Besides the Grand Hall installation, another 6,000 square-feet of single-color epoxy terrazzo flooring was installed in five different areas of the building, including five precast terrazzo staircases and eleven elevator cab floors.
The terrazzo project came in under the architect’s estimate, noted Ms. Manton. “He knew he had a jewel on his hands and wanted to make it work.”
Radiant Floor System
The Grand Hall is naturally ventilated because of the high volume of foot traffic, but the design team wanted to temper the space for those few days a year that San Francisco is uncomfortably hot or cold. Taking advantage of the stable temperature of the abundant groundwater surrounding the site, where the water table is 10 feet below grade, they specified geothermal piping under the two underground levels. The system provides HVAC for ground-floor retail and office spaces. The combination of natural ventilation and geothermal piping provided energy savings that exceeded state and city requirements, Mr. Volenec said.
In the main hall, the terrazzo was installed over a radiant flooring system. Several inches of foam insulation were laid down on top of the structural slab then topped with a heavy wire mesh. The system of radiant tubing was attached to the mesh and elevated on concrete pedestals.
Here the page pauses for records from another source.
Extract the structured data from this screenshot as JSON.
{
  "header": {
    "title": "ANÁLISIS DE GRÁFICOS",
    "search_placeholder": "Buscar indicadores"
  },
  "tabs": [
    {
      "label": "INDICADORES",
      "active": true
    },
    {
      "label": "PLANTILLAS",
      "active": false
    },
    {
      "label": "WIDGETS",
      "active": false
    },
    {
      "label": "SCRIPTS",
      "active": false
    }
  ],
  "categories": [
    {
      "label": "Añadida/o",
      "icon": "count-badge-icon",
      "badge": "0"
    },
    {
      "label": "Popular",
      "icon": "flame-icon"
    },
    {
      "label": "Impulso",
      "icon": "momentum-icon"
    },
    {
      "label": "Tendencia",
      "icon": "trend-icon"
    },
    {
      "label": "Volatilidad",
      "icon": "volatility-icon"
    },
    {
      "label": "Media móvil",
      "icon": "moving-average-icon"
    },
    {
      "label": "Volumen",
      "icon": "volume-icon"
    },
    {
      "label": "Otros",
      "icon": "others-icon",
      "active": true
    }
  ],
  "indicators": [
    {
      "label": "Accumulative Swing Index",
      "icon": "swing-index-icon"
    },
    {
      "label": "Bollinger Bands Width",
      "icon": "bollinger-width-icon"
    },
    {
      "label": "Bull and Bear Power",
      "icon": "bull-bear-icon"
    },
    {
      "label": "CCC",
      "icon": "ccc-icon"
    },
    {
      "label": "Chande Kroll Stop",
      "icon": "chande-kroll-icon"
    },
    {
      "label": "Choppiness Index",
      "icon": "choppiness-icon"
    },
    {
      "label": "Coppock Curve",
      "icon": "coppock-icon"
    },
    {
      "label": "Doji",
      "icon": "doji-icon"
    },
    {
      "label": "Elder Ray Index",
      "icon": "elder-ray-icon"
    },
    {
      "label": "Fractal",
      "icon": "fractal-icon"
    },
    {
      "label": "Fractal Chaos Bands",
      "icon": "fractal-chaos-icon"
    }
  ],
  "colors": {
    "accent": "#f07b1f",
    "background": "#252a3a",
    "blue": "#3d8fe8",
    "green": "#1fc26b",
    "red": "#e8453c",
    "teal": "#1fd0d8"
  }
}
The terrazzo was isolated from the structure below to avoid movement or cracking of the slab that might telegraph through.
Faster, Better Divider Strip
When the terrazzo contractors were asked to expedite the six-month installation schedule, prefabricating the divider strips allowed them to trim a month off and improve the quality of the strip patterns. While Mr. Lourenco noted that their crew is skilled in every terrazzo installation step, from preparing the substrate to setting the strips and pouring the matrix to sealing, Manhattan American Terrazzo Strip Company specializes in creating divider strips.
The segments are soldered together and ground to look almost waterjet cut for a more precise pattern.
Instead of the terrazzo contractor laying out the strips and the floor’s pattern, expanded metal lath panels as large as 11 by 17 feet with the strips soldered to it are produced in the strip supplier’s workshop and delivered to the construction site. The crew assembles and aligns the panels onsite.
Just a Starting Point
The design and installation of the Grand Hall’s terrazzo floor took into account the projected second phase of construction. Considerable structural slabs will be removed for the installation of escalators to provide access to future commuter and high-speed rail in the lower levels. Ms. Chang planned for the openings to preserve the best parts of the design through the next phase.
The potential to expand the project into the surrounding Mission Square is on the horizon, Ms. Chang revealed. The team may have a chance to pick up that part of the plan where they left off early in the project and resume “the visual narrative begun in the Grand Hall as a starting point.”